Start of Material supplied
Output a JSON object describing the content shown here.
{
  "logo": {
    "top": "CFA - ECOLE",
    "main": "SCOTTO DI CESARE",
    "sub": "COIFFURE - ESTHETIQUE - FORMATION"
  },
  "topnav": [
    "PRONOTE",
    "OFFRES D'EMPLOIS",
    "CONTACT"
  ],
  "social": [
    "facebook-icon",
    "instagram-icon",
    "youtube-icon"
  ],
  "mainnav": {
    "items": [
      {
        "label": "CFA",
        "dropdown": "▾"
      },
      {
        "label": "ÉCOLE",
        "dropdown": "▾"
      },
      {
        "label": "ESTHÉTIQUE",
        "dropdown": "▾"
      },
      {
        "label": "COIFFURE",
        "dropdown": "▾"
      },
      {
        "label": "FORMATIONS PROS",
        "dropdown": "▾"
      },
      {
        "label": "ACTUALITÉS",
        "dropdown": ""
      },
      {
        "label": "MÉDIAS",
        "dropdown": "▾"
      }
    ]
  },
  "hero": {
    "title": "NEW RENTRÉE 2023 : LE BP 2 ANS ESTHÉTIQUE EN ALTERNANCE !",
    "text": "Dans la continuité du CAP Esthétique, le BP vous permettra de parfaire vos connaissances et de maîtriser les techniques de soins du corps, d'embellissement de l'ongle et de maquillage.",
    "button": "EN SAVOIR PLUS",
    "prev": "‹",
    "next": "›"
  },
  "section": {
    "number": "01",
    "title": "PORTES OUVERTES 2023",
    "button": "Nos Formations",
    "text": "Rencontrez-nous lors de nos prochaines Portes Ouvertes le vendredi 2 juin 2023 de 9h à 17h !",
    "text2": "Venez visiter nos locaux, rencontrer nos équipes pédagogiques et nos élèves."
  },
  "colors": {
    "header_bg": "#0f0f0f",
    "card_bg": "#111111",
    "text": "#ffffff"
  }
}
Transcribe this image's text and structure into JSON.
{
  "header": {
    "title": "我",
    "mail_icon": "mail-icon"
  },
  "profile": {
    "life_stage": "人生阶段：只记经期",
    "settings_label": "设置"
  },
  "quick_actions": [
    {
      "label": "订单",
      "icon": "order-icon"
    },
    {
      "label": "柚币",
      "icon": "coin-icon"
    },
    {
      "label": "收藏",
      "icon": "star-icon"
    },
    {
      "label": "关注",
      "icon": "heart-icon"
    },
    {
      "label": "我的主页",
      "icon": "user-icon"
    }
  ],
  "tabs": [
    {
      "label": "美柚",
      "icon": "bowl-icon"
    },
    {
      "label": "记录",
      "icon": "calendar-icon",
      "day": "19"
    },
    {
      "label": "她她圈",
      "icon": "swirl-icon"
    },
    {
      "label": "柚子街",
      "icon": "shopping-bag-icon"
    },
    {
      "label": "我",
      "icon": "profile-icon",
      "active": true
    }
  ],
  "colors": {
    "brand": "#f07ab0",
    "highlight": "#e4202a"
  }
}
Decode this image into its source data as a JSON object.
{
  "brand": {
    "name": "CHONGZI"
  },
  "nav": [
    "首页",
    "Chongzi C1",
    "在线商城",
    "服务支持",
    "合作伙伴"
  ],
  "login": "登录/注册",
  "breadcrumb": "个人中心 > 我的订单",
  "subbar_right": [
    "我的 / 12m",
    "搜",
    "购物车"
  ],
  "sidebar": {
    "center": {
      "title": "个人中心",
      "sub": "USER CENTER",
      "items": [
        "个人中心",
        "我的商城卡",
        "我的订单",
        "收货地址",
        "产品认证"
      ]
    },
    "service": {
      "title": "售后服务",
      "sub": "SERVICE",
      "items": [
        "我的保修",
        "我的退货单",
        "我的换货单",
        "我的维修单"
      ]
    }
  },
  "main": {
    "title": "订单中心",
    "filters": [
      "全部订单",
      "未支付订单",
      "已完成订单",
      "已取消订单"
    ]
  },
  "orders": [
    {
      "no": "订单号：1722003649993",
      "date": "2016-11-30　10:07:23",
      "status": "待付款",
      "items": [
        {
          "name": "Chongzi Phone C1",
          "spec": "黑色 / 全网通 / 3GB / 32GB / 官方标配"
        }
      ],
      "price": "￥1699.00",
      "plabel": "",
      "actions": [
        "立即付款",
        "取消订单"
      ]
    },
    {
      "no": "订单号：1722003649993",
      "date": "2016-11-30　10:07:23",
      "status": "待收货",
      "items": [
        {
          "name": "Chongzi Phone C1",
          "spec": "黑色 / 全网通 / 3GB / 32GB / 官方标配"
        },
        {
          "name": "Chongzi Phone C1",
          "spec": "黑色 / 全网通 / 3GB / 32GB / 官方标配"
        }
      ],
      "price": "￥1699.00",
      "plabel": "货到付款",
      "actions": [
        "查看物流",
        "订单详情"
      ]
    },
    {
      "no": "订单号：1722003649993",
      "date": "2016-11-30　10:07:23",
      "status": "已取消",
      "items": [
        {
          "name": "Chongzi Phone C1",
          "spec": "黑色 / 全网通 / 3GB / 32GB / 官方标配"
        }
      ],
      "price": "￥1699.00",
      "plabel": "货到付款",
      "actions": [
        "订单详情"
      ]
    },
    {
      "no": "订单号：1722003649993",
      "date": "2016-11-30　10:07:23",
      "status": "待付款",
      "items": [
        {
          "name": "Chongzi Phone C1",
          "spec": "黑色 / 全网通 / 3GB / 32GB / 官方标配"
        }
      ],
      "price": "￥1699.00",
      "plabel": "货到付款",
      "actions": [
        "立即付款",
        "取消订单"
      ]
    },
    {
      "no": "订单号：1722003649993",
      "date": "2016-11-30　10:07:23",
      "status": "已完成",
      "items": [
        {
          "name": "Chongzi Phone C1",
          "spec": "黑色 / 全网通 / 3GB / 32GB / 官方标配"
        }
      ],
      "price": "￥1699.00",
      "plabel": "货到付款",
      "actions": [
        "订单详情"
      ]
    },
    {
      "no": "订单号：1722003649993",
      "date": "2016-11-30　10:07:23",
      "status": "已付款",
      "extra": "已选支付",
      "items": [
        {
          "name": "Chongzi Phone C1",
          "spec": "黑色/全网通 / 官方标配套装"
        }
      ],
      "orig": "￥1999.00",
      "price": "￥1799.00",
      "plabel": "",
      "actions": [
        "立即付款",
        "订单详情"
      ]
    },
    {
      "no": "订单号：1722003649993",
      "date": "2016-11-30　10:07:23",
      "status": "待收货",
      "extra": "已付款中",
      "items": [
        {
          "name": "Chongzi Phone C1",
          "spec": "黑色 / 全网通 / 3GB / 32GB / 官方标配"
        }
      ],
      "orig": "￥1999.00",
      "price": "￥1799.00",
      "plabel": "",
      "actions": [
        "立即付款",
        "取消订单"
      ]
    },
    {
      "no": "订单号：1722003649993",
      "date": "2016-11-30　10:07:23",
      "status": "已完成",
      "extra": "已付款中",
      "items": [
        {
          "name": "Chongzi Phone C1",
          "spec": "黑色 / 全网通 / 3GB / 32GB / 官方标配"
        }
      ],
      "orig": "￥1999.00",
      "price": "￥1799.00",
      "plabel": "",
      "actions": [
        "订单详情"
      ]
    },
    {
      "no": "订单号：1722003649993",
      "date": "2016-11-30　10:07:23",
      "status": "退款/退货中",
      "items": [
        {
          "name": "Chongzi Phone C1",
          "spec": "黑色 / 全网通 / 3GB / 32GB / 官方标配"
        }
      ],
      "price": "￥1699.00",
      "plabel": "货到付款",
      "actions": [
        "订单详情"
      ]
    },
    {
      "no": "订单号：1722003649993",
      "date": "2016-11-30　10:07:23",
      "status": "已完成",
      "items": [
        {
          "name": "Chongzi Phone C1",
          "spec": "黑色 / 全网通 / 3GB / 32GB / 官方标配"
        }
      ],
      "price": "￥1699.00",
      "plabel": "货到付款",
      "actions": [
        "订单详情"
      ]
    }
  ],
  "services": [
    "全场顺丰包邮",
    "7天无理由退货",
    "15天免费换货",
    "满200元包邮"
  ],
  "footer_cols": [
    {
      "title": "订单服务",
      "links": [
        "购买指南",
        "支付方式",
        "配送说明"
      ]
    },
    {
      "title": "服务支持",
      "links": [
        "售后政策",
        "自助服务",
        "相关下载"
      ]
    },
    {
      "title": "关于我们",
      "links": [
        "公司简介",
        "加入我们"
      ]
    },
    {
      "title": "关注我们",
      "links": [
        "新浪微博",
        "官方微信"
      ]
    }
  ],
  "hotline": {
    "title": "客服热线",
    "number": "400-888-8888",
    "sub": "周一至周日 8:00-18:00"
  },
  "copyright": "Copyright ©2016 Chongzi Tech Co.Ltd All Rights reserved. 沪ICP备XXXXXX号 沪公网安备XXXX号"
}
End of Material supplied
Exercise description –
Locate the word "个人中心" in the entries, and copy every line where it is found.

Answer below –
  "breadcrumb": "个人中心 > 我的订单",
      "title": "个人中心",
        "个人中心",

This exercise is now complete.